Meanwhile,Breaking Bad wasted very little time in exploring their morality complex. Walter White was dying of cancer and sold drugs to make money for his family. There was a time limit. It was one of those ingenious plots that shouldn't work as well as it did. Because of that, the drama moved and was constantly dealing with greed and death. What does Better Call Saul have? The origin of an alter ego for this corrupt lawyer. What's so fun about seeing him grow from honest man to someone who cut corners? In both cases, we know where these characters are going to end up from episode one. However, Better Call Saul's only gimmick is that we're supposed to care about how one became a corrupt character.
4. The Familiarity
This is a personal quip and one that likely doesn't bother too many other people. I simply think that Better Call Saul hasn't felt like its own show. Yes, it is tonally different and even the characters are authentic. I am more bothered by the fact that the show aesthetically is trying to be Breaking Bad. From the strange camera angles to the music selections, there's a lot that hearkens back to its predecessor in ways that don't feel like they fit the personality of the show. They feel more like an egotistical call that is meant to make the shots look great instead of emphasizing story with art. It also doesn't help that there's consistent desire for the show to have "call-backs" (call-forwards?) to Breaking Bad. They have become less obnoxious, but the feeling that the show is filling in unnecessary cracks only makes me feel like the show is trying to do this to keep long time fans interested instead of making a show that feels like its own beast.
5. I Don't Care About Jimmy McGill

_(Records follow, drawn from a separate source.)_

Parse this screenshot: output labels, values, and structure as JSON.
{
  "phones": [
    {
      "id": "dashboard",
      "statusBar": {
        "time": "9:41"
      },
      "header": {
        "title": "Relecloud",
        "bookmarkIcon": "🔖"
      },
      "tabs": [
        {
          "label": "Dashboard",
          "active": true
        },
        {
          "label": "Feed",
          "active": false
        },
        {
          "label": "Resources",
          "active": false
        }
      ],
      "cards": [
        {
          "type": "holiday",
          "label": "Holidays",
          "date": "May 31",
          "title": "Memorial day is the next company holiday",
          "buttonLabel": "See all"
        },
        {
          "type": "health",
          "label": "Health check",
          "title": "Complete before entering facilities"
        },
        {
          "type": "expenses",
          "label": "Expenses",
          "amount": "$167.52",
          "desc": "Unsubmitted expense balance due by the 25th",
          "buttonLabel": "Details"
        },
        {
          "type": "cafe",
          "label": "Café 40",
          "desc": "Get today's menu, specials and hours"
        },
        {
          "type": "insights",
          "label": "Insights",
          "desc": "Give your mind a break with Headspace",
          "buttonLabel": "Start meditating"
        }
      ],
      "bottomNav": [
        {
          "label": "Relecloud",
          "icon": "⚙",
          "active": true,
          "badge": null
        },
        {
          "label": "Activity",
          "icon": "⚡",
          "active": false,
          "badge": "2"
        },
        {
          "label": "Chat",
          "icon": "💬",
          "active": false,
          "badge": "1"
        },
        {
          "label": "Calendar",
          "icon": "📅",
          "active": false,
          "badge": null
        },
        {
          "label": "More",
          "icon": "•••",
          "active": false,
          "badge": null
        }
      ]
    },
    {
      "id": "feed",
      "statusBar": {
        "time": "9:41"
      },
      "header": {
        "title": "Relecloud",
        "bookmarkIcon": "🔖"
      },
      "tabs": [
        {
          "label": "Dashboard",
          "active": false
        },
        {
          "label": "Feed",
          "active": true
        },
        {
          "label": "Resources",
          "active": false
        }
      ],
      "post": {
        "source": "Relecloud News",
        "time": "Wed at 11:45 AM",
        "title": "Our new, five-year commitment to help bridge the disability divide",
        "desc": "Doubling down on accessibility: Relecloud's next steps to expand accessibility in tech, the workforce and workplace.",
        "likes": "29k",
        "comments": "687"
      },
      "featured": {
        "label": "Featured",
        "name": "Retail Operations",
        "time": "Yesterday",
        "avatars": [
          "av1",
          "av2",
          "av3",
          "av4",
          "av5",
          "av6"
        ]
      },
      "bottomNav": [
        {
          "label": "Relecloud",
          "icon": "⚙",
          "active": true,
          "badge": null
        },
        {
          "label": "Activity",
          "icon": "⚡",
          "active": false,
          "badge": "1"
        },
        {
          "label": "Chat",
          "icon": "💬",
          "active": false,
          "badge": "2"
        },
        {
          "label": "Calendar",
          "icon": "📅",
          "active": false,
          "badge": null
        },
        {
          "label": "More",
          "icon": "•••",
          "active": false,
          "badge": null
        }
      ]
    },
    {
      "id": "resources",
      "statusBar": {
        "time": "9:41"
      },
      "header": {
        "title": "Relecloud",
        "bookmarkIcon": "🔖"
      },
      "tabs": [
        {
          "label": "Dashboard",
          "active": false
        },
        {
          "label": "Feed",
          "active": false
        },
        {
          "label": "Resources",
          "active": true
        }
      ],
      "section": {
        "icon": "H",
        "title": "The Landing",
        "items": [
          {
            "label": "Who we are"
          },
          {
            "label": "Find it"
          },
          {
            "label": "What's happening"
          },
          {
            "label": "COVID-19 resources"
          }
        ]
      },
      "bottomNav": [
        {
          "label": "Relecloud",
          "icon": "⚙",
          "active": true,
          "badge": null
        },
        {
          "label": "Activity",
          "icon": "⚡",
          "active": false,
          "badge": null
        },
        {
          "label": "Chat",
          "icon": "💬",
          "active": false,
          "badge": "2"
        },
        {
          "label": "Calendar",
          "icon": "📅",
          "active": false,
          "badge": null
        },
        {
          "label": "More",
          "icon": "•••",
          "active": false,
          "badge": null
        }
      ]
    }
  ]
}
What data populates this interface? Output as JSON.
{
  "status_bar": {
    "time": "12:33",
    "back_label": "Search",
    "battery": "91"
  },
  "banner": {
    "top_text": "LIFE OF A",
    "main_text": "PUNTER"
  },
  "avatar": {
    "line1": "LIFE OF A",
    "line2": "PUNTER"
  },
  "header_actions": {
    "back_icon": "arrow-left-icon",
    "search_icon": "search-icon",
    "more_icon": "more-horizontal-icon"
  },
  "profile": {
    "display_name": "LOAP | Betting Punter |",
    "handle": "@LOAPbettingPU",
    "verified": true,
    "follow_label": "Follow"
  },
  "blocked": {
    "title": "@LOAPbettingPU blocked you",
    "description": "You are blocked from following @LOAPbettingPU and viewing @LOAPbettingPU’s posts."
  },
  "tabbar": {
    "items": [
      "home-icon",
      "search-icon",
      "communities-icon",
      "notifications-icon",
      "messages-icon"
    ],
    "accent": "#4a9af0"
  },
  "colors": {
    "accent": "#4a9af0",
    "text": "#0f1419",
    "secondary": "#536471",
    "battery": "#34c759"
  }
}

Here's another personal gripe that most likely don't share. Jimmy McGill is not an exciting protagonist. Bob Odenkirk in Breaking Bad served as a comic folly that popped up randomly and served on a few hours to the story. Here he is a character meant to be a self-mythologizing creature that is a little clumsy with his humor as he tells a more generic story of finding his way through the politics of being a lawyer. It's one thing for the new characters to need time to evolve, but what has Jimmy done that is necessarily interesting or moves the story along in a way that justifies the spin-off? Not a whole lot. Yes, he's had memorable moments, but who cares about his trials with the Kettlemans or his inconsequential jokes with Mike Ehrmantraut? He may have interesting family drama, but the rest is familiar stuff that doesn't distinguish the show. Also, the show is simply proving that knowing where a beloved character came from isn't always that interesting. This is one of those cases because the story doesn't progress in a compelling manner. Jimmy is fine, but he doesn't make for great drama.